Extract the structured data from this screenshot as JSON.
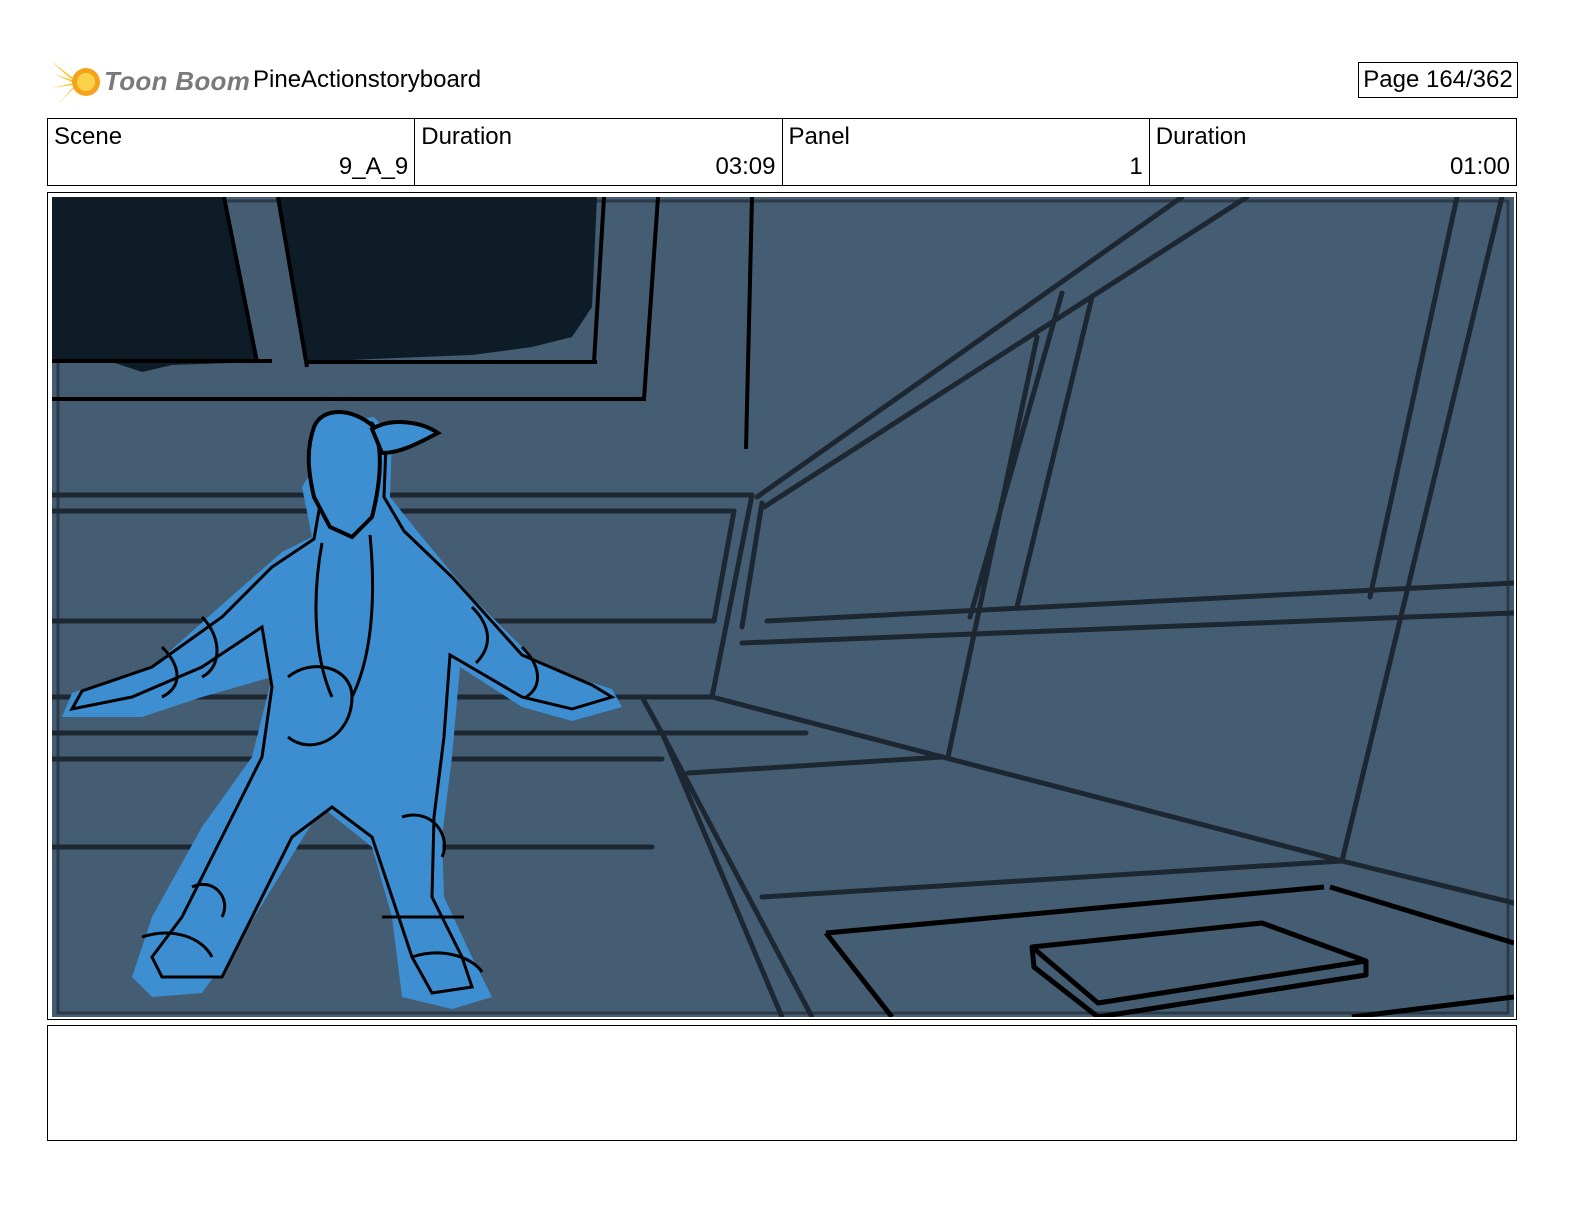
{
  "header": {
    "logo_text": "Toon Boom",
    "project_title": "PineActionstoryboard",
    "page_label": "Page 164/362"
  },
  "info": {
    "scene_label": "Scene",
    "scene_value": "9_A_9",
    "scene_duration_label": "Duration",
    "scene_duration_value": "03:09",
    "panel_label": "Panel",
    "panel_value": "1",
    "panel_duration_label": "Duration",
    "panel_duration_value": "01:00"
  },
  "colors": {
    "background_wall": "#455d73",
    "figure_fill": "#3d8fd1",
    "window_dark": "#0e1c27",
    "line": "#1a1a1a",
    "logo_yellow": "#f5c21b"
  },
  "panel": {
    "description_icon": "storyboard-sketch-character-in-room"
  },
  "notes": {
    "text": ""
  }
}
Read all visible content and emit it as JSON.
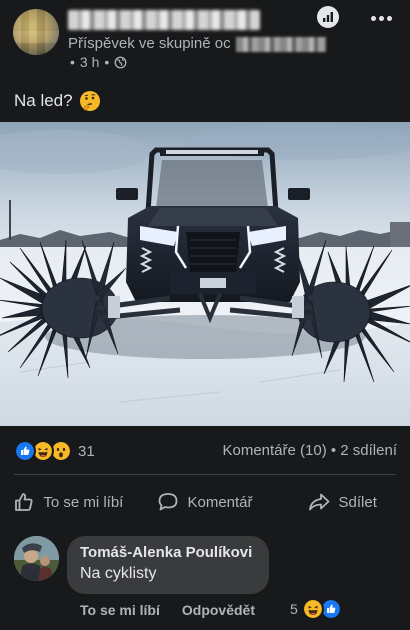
{
  "post": {
    "author_redacted": true,
    "group_prefix": "Příspěvek ve skupině oc",
    "time": "3 h",
    "separator": "•",
    "text": "Na led?",
    "text_emoji": "thinking-face-icon"
  },
  "stats": {
    "reaction_icons": [
      "like-icon",
      "haha-icon",
      "wow-icon"
    ],
    "reaction_count": "31",
    "comments_shares": "Komentáře (10) • 2 sdílení"
  },
  "actions": {
    "like_label": "To se mi líbí",
    "comment_label": "Komentář",
    "share_label": "Sdílet"
  },
  "comment": {
    "author": "Tomáš-Alenka Poulíkovi",
    "text": "Na cyklisty",
    "like_label": "To se mi líbí",
    "reply_label": "Odpovědět",
    "reaction_count": "5",
    "reaction_icons": [
      "haha-icon",
      "like-icon"
    ]
  },
  "colors": {
    "background": "#18191a",
    "text_primary": "#e4e6eb",
    "text_secondary": "#b0b3b8",
    "bubble": "#3a3b3c",
    "like_blue": "#1877f2",
    "reaction_yellow": "#f7b928"
  }
}
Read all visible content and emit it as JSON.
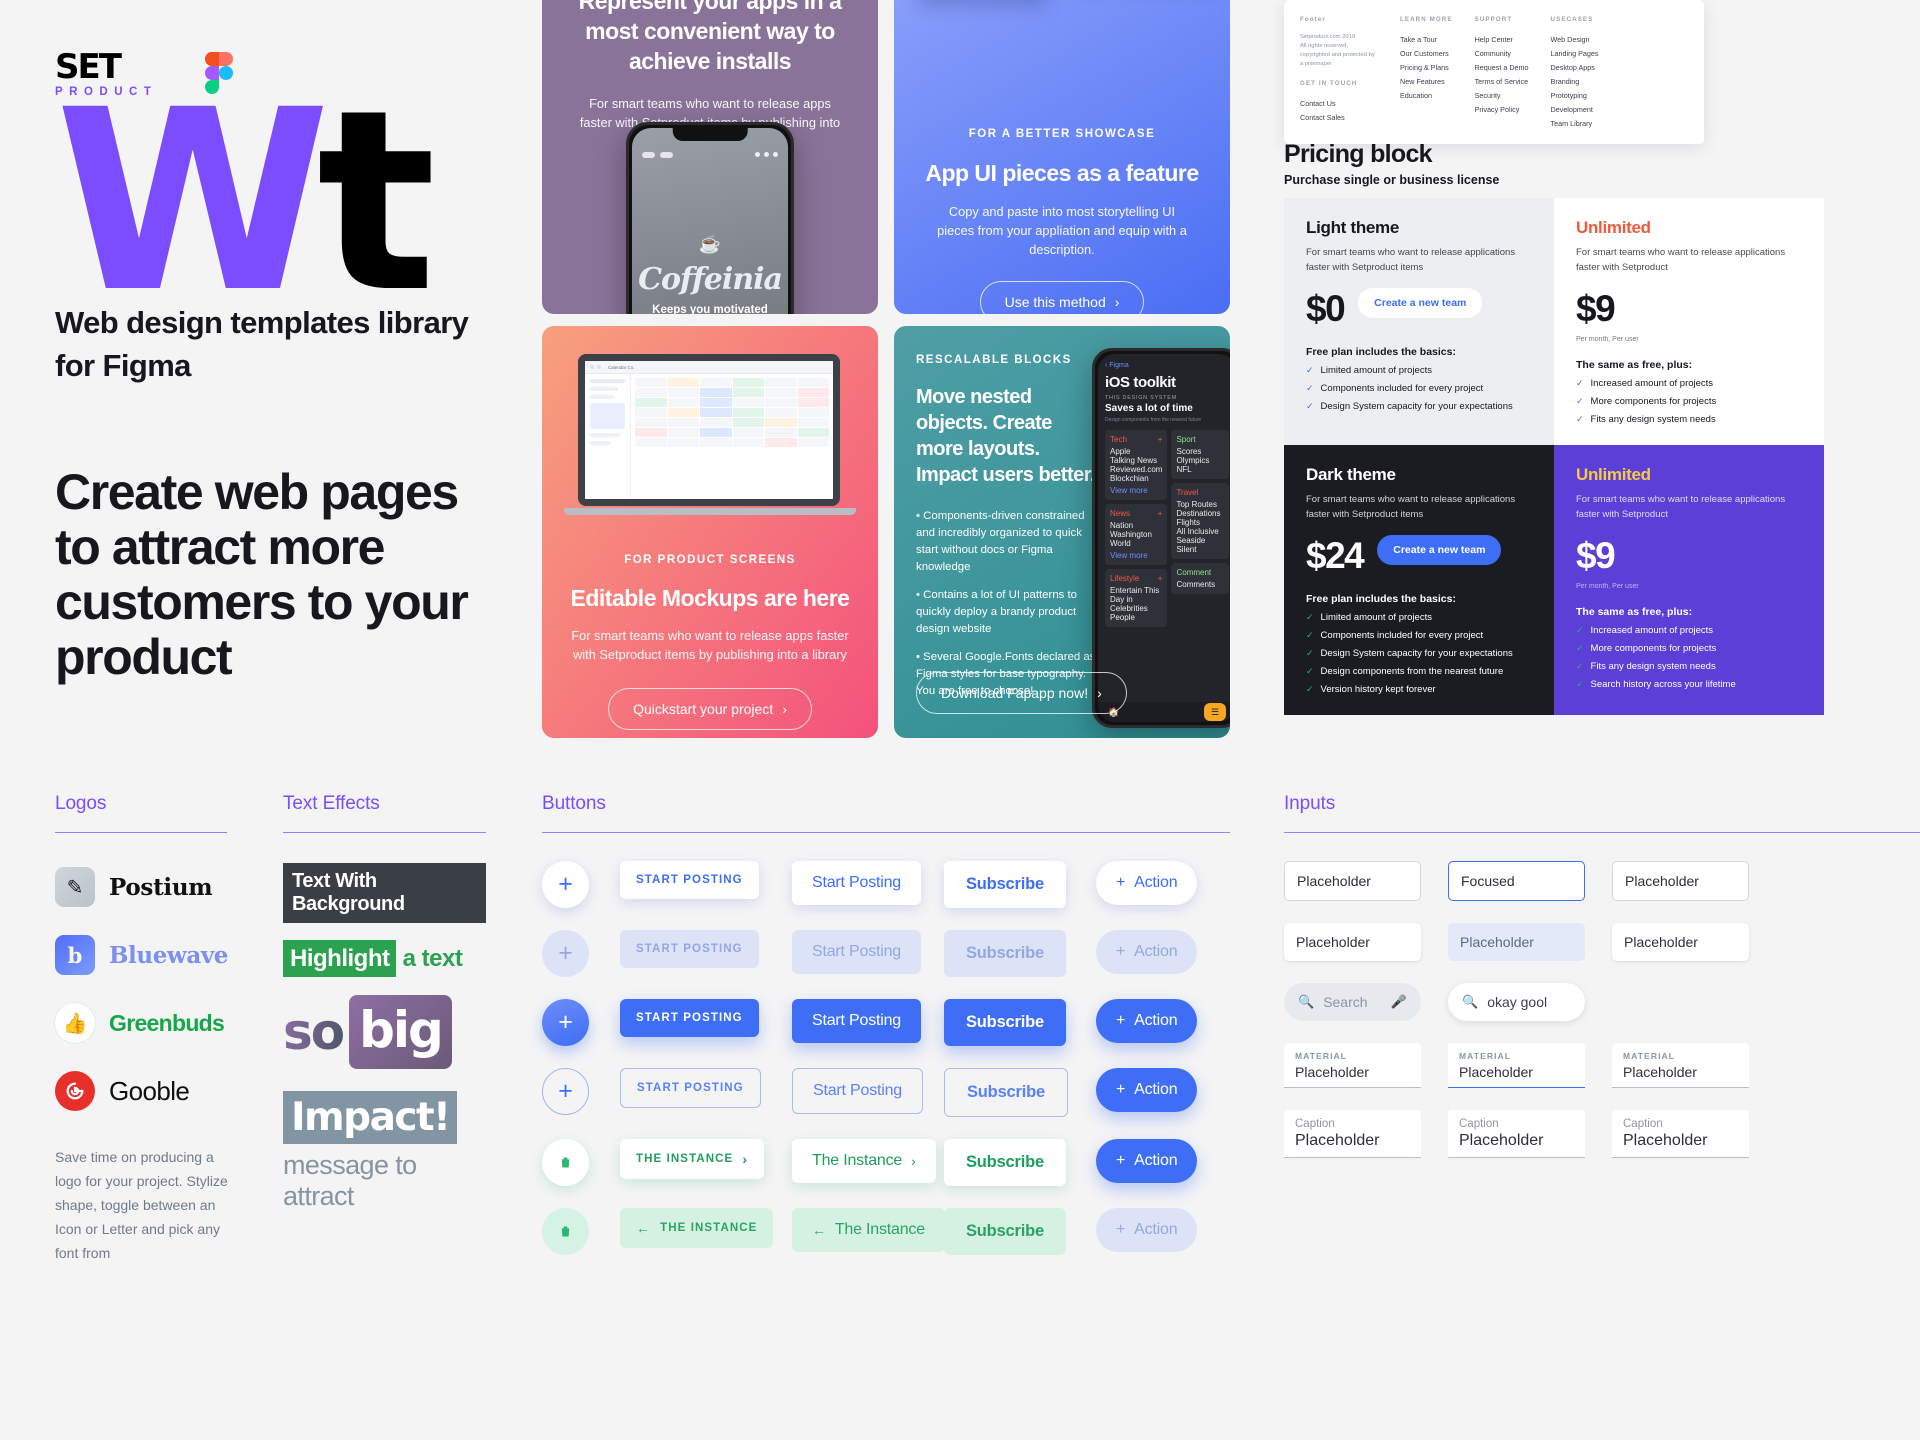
{
  "brand": {
    "logo_top": "SET",
    "logo_bottom": "PRODUCT",
    "figma_icon": "figma-logo-icon",
    "big_w": "W",
    "big_t": "t",
    "subtitle": "Web design templates library for Figma",
    "headline": "Create web pages to attract more customers to your product"
  },
  "sections": {
    "logos": "Logos",
    "text_effects": "Text Effects",
    "buttons": "Buttons",
    "inputs": "Inputs"
  },
  "logos": {
    "items": [
      {
        "badge_icon": "pen-icon",
        "badge_glyph": "✎",
        "name": "Postium"
      },
      {
        "badge_icon": "letter-b-icon",
        "badge_glyph": "b",
        "name": "Bluewave"
      },
      {
        "badge_icon": "thumbs-up-icon",
        "badge_glyph": "👍",
        "name": "Greenbuds"
      },
      {
        "badge_icon": "spiral-g-icon",
        "badge_glyph": "ɢ",
        "name": "Gooble"
      }
    ],
    "note": "Save time on producing a logo for your project. Stylize shape, toggle between an Icon or Letter and pick any font from"
  },
  "text_effects": {
    "fx1": "Text With Background",
    "fx2_highlight": "Highlight",
    "fx2_rest": "a text",
    "fx3_a": "so",
    "fx3_b": "big",
    "fx4_impact": "Impact!",
    "fx4_message": "message to attract"
  },
  "buttons": {
    "fabs": [
      {
        "glyph": "+",
        "name": "add-fab-white"
      },
      {
        "glyph": "+",
        "name": "add-fab-soft"
      },
      {
        "glyph": "+",
        "name": "add-fab-filled"
      },
      {
        "glyph": "+",
        "name": "add-fab-outline"
      },
      {
        "glyph": "🗑",
        "name": "delete-fab-white"
      },
      {
        "glyph": "🗑",
        "name": "delete-fab-soft"
      }
    ],
    "caps": [
      "START POSTING",
      "START POSTING",
      "START POSTING",
      "START POSTING",
      "THE INSTANCE",
      "THE INSTANCE"
    ],
    "normal": [
      "Start Posting",
      "Start Posting",
      "Start Posting",
      "Start Posting",
      "The Instance",
      "The Instance"
    ],
    "subscribe": [
      "Subscribe",
      "Subscribe",
      "Subscribe",
      "Subscribe",
      "Subscribe",
      "Subscribe"
    ],
    "action": [
      "Action",
      "Action",
      "Action",
      "Action",
      "Action",
      "Action"
    ],
    "chevron_right": "›",
    "arrow_left": "←",
    "plus": "+"
  },
  "inputs": {
    "rows": [
      {
        "type": "outline",
        "value": "Placeholder",
        "state": "default"
      },
      {
        "type": "outline",
        "value": "Focused",
        "state": "focused"
      },
      {
        "type": "outline",
        "value": "Placeholder",
        "state": "default"
      },
      {
        "type": "flat",
        "value": "Placeholder",
        "state": "default"
      },
      {
        "type": "flat-soft",
        "value": "Placeholder",
        "state": "default"
      },
      {
        "type": "flat",
        "value": "Placeholder",
        "state": "default"
      }
    ],
    "search_grey": {
      "placeholder": "Search",
      "icon": "search-icon",
      "mic": "microphone-icon"
    },
    "search_white": {
      "value": "okay gool",
      "icon": "search-icon"
    },
    "material": [
      {
        "label": "MATERIAL",
        "value": "Placeholder",
        "state": "default"
      },
      {
        "label": "MATERIAL",
        "value": "Placeholder",
        "state": "focused"
      },
      {
        "label": "MATERIAL",
        "value": "Placeholder",
        "state": "default"
      }
    ],
    "caption": [
      {
        "caption": "Caption",
        "value": "Placeholder"
      },
      {
        "caption": "Caption",
        "value": "Placeholder"
      },
      {
        "caption": "Caption",
        "value": "Placeholder"
      }
    ]
  },
  "cards": [
    {
      "id": "card-represent",
      "title": "Represent your apps in a most convenient way to achieve installs",
      "body": "For smart teams who want to release apps faster with Setproduct items by publishing into a library",
      "phone_app_name": "Coffeinia",
      "phone_tagline": "Keeps you motivated",
      "phone_icon": "coffee-cup-icon"
    },
    {
      "id": "card-app-ui",
      "eyebrow": "FOR A BETTER SHOWCASE",
      "title": "App UI pieces as a feature",
      "body": "Copy and paste into most storytelling UI pieces from your appliation and equip with a description.",
      "button": "Use this method"
    },
    {
      "id": "card-mockups",
      "eyebrow": "FOR PRODUCT SCREENS",
      "title": "Editable Mockups are here",
      "body": "For smart teams who want to release apps faster with Setproduct items by publishing into a library",
      "button": "Quickstart your project",
      "laptop_app": "Calendar Co."
    },
    {
      "id": "card-rescalable",
      "eyebrow": "RESCALABLE BLOCKS",
      "title": "Move nested objects. Create more layouts. Impact users better.",
      "bullets": [
        "• Components-driven constrained and incredibly organized to quick start without docs or Figma knowledge",
        "• Contains a lot of UI patterns to quickly deploy a brandy product design website",
        "• Several Google.Fonts declared as Figma styles for base typography. You are free to choose!"
      ],
      "button": "Download Fapapp now!",
      "phone": {
        "back": "‹ Figma",
        "title": "iOS toolkit",
        "subtitle": "THIS DESIGN SYSTEM",
        "tagline": "Saves a lot of time",
        "note": "Design components from the nearest future",
        "columns": [
          {
            "head": "Tech",
            "items": [
              "Apple",
              "Talking News",
              "Reviewed.com",
              "Blockchian"
            ],
            "more": "View more"
          },
          {
            "head": "News",
            "items": [
              "Nation",
              "Washington",
              "World"
            ],
            "more": "View more"
          },
          {
            "head": "Lifestyle",
            "items": [
              "Entertain This",
              "Day in Celebrities",
              "People"
            ]
          },
          {
            "head": "Sport",
            "items": [
              "Scores",
              "Olympics",
              "NFL"
            ]
          },
          {
            "head": "Travel",
            "items": [
              "Top Routes",
              "Destinations",
              "Flights",
              "All Inclusive",
              "Seaside",
              "Silent"
            ]
          },
          {
            "head": "Comment",
            "items": [
              "Comments"
            ]
          }
        ]
      }
    }
  ],
  "footer_block": {
    "title": "Footer",
    "about_logo": "Setproduct.com 2019",
    "about": "All rights reserved, copyrighted and protected by a pixemaper",
    "get_in_touch_label": "GET IN TOUCH",
    "contacts": [
      "Contact Us",
      "Contact Sales"
    ],
    "columns": [
      {
        "head": "LEARN MORE",
        "items": [
          "Take a Tour",
          "Our Customers",
          "Pricing & Plans",
          "New Features",
          "Education"
        ]
      },
      {
        "head": "SUPPORT",
        "items": [
          "Help Center",
          "Community",
          "Request a Demo",
          "Terms of Service",
          "Security",
          "Privacy Policy"
        ]
      },
      {
        "head": "USECASES",
        "items": [
          "Web Design",
          "Landing Pages",
          "Desktop Apps",
          "Branding",
          "Prototyping",
          "Development",
          "Team Library"
        ]
      }
    ]
  },
  "pricing": {
    "title": "Pricing block",
    "subtitle": "Purchase single or business license",
    "plans": [
      {
        "name": "Light theme",
        "desc": "For smart teams who want to release applications faster with Setproduct items",
        "price": "$0",
        "cta": "Create a new team",
        "note": "",
        "feat_head": "Free plan includes the basics:",
        "features": [
          "Limited amount of projects",
          "Components included for every project",
          "Design System capacity for your expectations"
        ]
      },
      {
        "name": "Unlimited",
        "desc": "For smart teams who want to release applications faster with Setproduct",
        "price": "$9",
        "cta": "",
        "note": "Per month, Per user",
        "feat_head": "The same as free, plus:",
        "features": [
          "Increased amount of projects",
          "More components for projects",
          "Fits any design system needs"
        ]
      },
      {
        "name": "Dark theme",
        "desc": "For smart teams who want to release applications faster with Setproduct items",
        "price": "$24",
        "cta": "Create a new team",
        "note": "",
        "feat_head": "Free plan includes the basics:",
        "features": [
          "Limited amount of projects",
          "Components included for every project",
          "Design System capacity for your expectations",
          "Design components from the nearest future",
          "Version history kept forever"
        ]
      },
      {
        "name": "Unlimited",
        "desc": "For smart teams who want to release applications faster with Setproduct",
        "price": "$9",
        "cta": "",
        "note": "Per month, Per user",
        "feat_head": "The same as free, plus:",
        "features": [
          "Increased amount of projects",
          "More components for projects",
          "Fits any design system needs",
          "Search history across your lifetime"
        ]
      }
    ]
  }
}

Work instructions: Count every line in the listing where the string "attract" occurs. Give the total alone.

Exercise response: 2